The M23 rebels defected from the Congolese army in April 2012 in protest over alleged mistreatment in the Armed Forces of the Democratic Republic of Congo (FARDC). They had previously been integrated into the Congolese army under a peace deal signed in 2009.
Since early May 2012, nearly 3 million people have fled their homes in the eastern Congo. About 2.5 million have resettled in Congo, but more than 460,000 have crossed into neighboring Rwanda and Uganda.
Congo has faced numerous problems over the past few decades, such as grinding poverty, crumbling infrastructure, and a war in the east of the country that has dragged on since 1998 and left over 5.5 million people dead.

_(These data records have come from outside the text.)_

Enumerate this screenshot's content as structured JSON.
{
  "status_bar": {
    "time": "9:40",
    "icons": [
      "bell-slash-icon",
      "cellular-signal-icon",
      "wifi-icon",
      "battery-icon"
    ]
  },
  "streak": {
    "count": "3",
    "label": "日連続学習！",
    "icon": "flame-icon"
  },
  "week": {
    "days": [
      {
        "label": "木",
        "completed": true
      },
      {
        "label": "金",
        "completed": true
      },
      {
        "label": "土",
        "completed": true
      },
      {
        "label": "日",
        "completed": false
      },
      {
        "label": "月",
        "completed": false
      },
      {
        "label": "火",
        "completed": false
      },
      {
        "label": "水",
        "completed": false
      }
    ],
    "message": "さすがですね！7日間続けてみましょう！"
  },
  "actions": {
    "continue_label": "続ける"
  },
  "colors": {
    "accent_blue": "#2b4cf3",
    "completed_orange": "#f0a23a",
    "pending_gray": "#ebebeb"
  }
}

Source: Press TV
Newscast Media KINSHASA—The Security Council has approved the first “offensive” UN force to battle rebels in Democratic Republic of Congo, according to Deutsche Welle. The resolution gave the 2,500-troop force orders to “neutralize” and “disarm” armed groups like M23, in the east of the country. The brigade and surveillance drones to monitor the Democratic Republic of Congo’s borders will be operating by July, UN
The force will act “in a robust, highly mobile and versatile manner and in strict compliance with international law,” according to the resolution, to “prevent the expansion of all armed groups, neutralize these groups, and to disarm them.”
The brigade will comprise three infantry battalions, one artillery and one special forces and a reconnaissance company with headquarters in Goma, the North Kivu provincial capital. The UN campaign aims to end conflict in Democratic Republic of Congo’s border regions with Rwanda and Uganda.
According to Reuters, South Africa, Tanzania and Malawi are the most likely candidates to supply the troops for the intervention unit. Mozambique had also been tipped to be part of the new unit but it will likely not be part of the new brigade.
The resolution also states that the intervention brigade will be made up of three infantry battalions, one artillery and one special force and reconnaissance company headquartered in Goma under the direct command of the U.N. Stabilization Mission in the Democratic Republic of Congo, known as MONUSCO.